The scale of public health's remarkable awakening will be on full display this week as some 1000 corporate CEOs, foundation executives, public health activists and scientists, and political leaders (including 60 heads-of-state) come together in New York City for the second annual meeting of the Clinton Global Initiative. Attendees at the conference not only will talk, they're required to make commitments.
Several attendees at last year's conference recently joined together to organize a large-scale campaign to prevent malaria--a disease which many Americans erroneously believe to be a thing of the past. It may seem hard to believe, but malaria--caused by a blood parasite transmitted by mosquitoes--is a leading cause of death among African children under the age of five. And, malaria is readily preventable by providing insecticide-treated bed nets for children to sleep under, combined with other easy measures. The total cost is $10 to buy and deliver a bed net to a family in a rural African village. That bed net will help protect a child for up to five years from disease-carrying mosquitoes that primarily come out at night.

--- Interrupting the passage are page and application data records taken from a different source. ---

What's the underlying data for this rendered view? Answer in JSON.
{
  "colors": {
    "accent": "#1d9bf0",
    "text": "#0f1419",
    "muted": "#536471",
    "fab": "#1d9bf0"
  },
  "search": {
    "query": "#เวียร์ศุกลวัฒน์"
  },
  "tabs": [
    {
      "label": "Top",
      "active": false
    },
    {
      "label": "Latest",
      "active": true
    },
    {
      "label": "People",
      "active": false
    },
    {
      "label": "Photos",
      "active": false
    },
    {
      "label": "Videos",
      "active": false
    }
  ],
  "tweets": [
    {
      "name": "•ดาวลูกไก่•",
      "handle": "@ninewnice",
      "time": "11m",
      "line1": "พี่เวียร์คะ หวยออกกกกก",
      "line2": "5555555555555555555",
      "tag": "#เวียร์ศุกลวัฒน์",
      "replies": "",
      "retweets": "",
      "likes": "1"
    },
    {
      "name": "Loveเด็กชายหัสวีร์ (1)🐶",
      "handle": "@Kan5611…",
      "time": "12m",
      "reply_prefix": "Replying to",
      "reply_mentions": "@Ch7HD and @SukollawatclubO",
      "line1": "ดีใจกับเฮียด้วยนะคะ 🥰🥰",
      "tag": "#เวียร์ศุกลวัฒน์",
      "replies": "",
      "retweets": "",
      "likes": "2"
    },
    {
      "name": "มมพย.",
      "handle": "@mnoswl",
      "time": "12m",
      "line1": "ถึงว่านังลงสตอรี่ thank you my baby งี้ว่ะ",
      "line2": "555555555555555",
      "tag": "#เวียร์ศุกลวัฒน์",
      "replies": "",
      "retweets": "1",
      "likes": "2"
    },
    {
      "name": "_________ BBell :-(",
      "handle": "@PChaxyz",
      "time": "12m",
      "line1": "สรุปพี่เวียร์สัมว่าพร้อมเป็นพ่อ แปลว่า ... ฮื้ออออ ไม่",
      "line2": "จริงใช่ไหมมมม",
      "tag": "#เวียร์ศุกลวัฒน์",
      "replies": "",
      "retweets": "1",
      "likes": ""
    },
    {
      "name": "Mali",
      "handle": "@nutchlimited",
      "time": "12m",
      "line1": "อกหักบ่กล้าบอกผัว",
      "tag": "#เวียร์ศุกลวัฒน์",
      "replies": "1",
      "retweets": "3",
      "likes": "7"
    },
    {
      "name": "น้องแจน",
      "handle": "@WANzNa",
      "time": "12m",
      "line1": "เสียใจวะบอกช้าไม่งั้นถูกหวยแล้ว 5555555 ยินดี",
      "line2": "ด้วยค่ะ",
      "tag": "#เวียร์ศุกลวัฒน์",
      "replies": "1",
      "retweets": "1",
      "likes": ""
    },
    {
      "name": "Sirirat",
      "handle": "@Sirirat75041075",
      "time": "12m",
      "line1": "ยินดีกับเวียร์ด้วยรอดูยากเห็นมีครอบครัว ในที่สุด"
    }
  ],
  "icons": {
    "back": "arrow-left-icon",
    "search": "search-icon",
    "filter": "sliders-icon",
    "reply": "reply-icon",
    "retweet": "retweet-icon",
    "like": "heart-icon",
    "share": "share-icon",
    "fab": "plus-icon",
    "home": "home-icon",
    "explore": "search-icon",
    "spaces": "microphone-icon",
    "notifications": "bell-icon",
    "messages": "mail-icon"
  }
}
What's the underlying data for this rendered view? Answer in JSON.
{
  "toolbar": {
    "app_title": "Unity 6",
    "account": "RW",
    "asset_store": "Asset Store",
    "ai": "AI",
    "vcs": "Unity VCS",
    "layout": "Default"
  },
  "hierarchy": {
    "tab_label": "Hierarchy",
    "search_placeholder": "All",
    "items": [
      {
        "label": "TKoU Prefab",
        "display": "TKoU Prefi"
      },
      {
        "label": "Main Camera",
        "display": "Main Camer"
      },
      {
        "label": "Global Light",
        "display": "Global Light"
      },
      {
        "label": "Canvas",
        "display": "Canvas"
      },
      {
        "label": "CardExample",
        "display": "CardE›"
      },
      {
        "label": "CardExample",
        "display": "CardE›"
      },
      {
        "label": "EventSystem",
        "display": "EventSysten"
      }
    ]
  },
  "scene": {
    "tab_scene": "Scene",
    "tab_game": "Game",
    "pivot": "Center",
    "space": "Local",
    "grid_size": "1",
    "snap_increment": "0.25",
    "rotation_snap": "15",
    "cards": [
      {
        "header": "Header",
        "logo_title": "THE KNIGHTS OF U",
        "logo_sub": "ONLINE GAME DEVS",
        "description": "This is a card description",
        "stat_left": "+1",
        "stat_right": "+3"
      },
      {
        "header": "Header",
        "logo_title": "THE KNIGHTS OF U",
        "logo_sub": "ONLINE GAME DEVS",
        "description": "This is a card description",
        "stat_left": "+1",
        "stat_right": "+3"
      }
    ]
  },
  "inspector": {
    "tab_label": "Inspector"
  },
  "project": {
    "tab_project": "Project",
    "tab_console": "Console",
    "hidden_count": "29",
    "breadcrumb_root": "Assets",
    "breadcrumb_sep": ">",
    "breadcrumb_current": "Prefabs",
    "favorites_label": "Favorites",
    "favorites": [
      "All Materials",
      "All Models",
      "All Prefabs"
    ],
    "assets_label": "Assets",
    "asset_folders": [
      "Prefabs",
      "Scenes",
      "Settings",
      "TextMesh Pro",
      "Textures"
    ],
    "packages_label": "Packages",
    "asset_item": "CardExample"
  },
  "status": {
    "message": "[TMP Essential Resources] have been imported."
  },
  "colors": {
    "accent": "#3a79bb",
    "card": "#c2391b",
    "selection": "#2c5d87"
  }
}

The new campaign's lead organizers, Millennium Promise (led by economist Jeffrey Sachs, businessman/philanthropist Raymond Chambers, and businessman Jeffrey Flug) and the United Nations Foundation (led by Ted Turner and former U.S. Senator Tim Wirth), are joining forces with many other public health organizations. Their goal is to raise large sums of money for bed nets, not only by mobilizing foundations and corporations but also by creating a grassroots movement through which millions of Americans can make relatively small donations--and in turn ask neighbors and friends to do the same.
Earlier this year, when Sports Illustrated columnist Rick Reilly devoted a column to malaria prevention and asked readers to help, more than 17,000 responded, contributing over $1.2 million for the purchase and free distribution of bed nets. Clearly, Rick Reilly's column struck a chord. If one column can generate that response, imagine what an organized, sustained effort can accomplish. That's what the new campaign is all about.
Attendees at this week's Clinton Global Initiative should take a hard look at what they and their institutions can do to support this campaign. The goal is ambitious but achievable: to wipe out malaria from the face of the earth.